To plant asparagus, place crowns in a trench 12 to 18 inches wide and 6 inches deep. Space the crowns 9 to 12 inches apart in the trench. Cover the crowns with 2 inches of soil, and water well.
Regular fertilization encourages a prolific crop of asparagus. For 3 years after planting, fertilize asparagus plantings in early spring. After 3 years, transition to fertilizing plants right after the last harvest in June or July. Apply a balanced fertilizer, such as 10-10-10 at the rate of 1 to 1.5 pounds per 100 square feet.

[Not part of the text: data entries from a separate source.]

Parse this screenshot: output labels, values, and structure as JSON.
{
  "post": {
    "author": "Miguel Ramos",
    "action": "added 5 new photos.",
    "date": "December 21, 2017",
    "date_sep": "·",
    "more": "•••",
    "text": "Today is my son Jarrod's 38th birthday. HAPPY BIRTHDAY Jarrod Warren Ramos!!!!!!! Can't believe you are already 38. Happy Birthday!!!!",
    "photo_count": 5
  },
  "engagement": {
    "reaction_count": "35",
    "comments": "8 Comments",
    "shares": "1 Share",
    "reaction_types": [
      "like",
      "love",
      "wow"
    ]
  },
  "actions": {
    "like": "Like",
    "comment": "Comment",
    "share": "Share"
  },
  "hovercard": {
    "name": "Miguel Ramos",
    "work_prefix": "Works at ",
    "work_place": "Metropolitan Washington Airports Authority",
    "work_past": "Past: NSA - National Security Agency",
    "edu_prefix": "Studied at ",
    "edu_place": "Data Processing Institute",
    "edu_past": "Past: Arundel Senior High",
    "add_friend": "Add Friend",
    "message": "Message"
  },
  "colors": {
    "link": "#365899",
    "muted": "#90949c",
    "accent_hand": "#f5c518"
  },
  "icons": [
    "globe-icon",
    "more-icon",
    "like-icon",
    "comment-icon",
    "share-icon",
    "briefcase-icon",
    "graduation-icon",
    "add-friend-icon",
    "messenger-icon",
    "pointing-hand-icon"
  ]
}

It's important to control weeds in asparagus beds because they can reduce your harvest. In spring and during the harvest season, pull and hoe weeds to remove them. Some gardeners apply large amounts of table salt to asparagus beds to control weeds. This is generally ineffective and not recommended. Adding a 3-4 inch thick layer of mulch is a better route to go to prevent new weeds from sprouting.
After asparagus stems are cut to ground level at the end of the harvest, the plants will send up new shoots. All the shoots expand to form tall, ferny seed heads through the growing season. Cut them back in late fall or winter after they turn brown.
Allow asparagus to grow without harvesting the year it is planted. In the second year, harvest spears that are ½ inch in diameter, but only for 2 weeks. Cut or break off 7- to 9-inch-long spears with tightly closed tips. In subsequent years, harvest for 5-8 weeks, then allow the shoots to develop into ferny growth to build up the roots for the following year's crop.
More Varieties of Asparagus
This is the most widely grown variety. It is more disease-resistant and more productive than older varieties. Its green spears with purplish tips are all male so it wastes no energy on flowering and seed production.
'Purple Passion' bears purple spears that are sweeter than green ones, but the yield is less and spears turn green when cooked.